“Now we can say that the PDVSA Moscow office will begin its work very soon,” the diplomat said.
In March, Venezuelan Executive Vice President Delcy Rodriguez announced the decision to move the PDVSA’s office from Lisbon to Moscow at a joint press conference with Russian Foreign Minister Sergey Lavrov.
In the course of the St. Petersburg International Economic Forum (SPIEF) in early summer, Venezuelan Oil Minister Manuel Quevedo told Russian media that the office is set to open in June; however, there have been no updates on the implementation of these plans since then.
The decision to move the office to Moscow came after a source at Gazprombank told earlier this year it would freeze PDVSA’s accounts and halt transactions with the firm to reduce the risk of the Russian lender falling under U.S. sanctions.
Russia has accused the United States of trying to engineer an illegal coup to topple Venezuelan President Nicolas Maduro and the prospect of his being ousted is a geopolitical and economic headache for Moscow.

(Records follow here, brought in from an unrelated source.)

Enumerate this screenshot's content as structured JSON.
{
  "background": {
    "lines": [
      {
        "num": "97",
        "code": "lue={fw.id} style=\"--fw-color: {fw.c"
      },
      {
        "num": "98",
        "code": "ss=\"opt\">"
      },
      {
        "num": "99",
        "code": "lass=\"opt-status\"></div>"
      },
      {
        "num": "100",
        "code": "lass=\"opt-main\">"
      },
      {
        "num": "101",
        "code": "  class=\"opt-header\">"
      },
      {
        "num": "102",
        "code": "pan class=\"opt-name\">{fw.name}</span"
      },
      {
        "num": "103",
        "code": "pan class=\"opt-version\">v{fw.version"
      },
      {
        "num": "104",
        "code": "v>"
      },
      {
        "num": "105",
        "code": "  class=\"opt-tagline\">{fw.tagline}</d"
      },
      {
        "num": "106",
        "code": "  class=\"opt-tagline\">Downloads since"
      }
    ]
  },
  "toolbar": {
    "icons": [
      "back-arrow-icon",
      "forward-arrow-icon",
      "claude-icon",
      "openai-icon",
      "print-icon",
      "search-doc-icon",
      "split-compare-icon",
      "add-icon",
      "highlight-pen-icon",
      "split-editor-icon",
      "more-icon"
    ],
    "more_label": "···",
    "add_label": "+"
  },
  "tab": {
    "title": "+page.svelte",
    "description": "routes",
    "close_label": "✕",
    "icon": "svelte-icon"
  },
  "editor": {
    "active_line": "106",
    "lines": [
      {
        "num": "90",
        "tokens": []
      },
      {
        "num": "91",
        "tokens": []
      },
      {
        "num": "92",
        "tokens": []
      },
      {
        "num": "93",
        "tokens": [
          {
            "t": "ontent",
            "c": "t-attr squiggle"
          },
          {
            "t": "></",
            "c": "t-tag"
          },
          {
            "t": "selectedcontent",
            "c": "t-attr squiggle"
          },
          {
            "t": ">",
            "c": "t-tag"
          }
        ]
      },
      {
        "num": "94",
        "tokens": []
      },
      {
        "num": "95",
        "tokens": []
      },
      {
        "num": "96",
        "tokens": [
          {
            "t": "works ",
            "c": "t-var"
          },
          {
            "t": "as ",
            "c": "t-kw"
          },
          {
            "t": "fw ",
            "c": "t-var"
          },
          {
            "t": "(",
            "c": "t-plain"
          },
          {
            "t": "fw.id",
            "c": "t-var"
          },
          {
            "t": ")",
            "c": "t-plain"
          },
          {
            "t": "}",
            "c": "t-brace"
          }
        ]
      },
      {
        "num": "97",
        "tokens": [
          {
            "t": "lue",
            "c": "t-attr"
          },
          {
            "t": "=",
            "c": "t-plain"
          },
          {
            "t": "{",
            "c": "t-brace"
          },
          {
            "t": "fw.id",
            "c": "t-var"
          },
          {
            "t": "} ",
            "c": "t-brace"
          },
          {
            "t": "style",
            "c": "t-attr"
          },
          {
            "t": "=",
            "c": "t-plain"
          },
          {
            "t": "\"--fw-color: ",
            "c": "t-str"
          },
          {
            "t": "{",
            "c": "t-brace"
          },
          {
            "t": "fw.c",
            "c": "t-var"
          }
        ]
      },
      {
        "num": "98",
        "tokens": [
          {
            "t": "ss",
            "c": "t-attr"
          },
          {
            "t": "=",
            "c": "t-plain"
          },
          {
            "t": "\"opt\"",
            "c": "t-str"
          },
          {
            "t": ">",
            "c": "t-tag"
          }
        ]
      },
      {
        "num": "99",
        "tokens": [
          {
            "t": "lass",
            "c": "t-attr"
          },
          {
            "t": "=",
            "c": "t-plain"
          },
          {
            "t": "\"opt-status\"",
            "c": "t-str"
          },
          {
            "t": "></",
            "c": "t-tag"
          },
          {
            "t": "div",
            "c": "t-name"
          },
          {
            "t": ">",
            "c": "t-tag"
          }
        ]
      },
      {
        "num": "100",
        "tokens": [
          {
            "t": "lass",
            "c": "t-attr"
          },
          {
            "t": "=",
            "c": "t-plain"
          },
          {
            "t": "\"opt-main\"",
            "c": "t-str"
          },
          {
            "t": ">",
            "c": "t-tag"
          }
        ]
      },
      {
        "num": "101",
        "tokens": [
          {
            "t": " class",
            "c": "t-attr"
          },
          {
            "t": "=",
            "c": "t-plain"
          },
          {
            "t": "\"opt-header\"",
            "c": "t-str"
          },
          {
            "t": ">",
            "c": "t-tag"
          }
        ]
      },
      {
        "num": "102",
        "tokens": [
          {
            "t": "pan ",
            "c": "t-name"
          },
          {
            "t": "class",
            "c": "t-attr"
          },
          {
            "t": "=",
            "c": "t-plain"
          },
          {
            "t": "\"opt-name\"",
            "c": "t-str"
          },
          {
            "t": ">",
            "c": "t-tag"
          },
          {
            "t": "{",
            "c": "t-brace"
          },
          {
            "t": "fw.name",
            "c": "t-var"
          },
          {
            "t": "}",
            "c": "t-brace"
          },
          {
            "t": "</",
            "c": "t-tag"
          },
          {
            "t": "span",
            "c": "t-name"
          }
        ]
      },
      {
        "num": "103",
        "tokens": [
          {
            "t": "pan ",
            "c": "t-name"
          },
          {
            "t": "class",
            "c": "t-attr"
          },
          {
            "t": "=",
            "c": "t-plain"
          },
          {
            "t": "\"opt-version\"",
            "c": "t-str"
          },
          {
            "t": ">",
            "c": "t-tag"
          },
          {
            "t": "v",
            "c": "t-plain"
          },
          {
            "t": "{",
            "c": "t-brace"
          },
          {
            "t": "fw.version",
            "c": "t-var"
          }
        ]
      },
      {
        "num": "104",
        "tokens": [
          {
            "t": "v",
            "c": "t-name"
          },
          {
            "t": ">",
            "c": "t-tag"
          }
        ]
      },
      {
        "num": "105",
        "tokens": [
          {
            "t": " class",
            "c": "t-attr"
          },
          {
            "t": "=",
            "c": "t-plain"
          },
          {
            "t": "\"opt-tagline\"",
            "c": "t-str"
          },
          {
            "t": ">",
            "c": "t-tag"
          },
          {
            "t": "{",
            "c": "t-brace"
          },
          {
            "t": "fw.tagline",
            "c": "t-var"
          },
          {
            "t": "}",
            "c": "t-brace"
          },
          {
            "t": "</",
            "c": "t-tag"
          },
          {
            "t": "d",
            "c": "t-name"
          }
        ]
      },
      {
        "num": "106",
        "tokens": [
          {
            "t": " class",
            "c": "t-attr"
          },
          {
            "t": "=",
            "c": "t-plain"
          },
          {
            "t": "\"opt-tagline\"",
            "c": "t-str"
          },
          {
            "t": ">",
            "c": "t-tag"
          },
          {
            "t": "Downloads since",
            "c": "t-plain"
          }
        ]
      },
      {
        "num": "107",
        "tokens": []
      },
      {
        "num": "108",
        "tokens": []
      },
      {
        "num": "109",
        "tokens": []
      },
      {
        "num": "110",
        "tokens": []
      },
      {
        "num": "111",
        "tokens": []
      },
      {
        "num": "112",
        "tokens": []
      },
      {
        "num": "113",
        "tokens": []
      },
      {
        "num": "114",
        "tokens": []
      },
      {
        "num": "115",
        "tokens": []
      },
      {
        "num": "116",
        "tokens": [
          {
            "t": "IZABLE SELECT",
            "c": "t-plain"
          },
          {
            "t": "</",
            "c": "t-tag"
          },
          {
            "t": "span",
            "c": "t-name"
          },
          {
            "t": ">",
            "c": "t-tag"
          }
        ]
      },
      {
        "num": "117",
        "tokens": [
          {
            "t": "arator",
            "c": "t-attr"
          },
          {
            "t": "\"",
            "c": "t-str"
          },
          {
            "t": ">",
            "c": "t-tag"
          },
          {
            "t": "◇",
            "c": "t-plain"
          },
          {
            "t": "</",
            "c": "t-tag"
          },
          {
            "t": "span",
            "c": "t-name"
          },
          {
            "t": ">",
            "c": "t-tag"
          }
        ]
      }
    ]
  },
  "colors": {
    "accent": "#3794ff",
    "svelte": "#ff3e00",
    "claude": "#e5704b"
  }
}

Russia, like China, has become a creditor of last resort for Caracas, lending it billions of dollars as its economy implodes. Moscow has also helped its military and oil industry.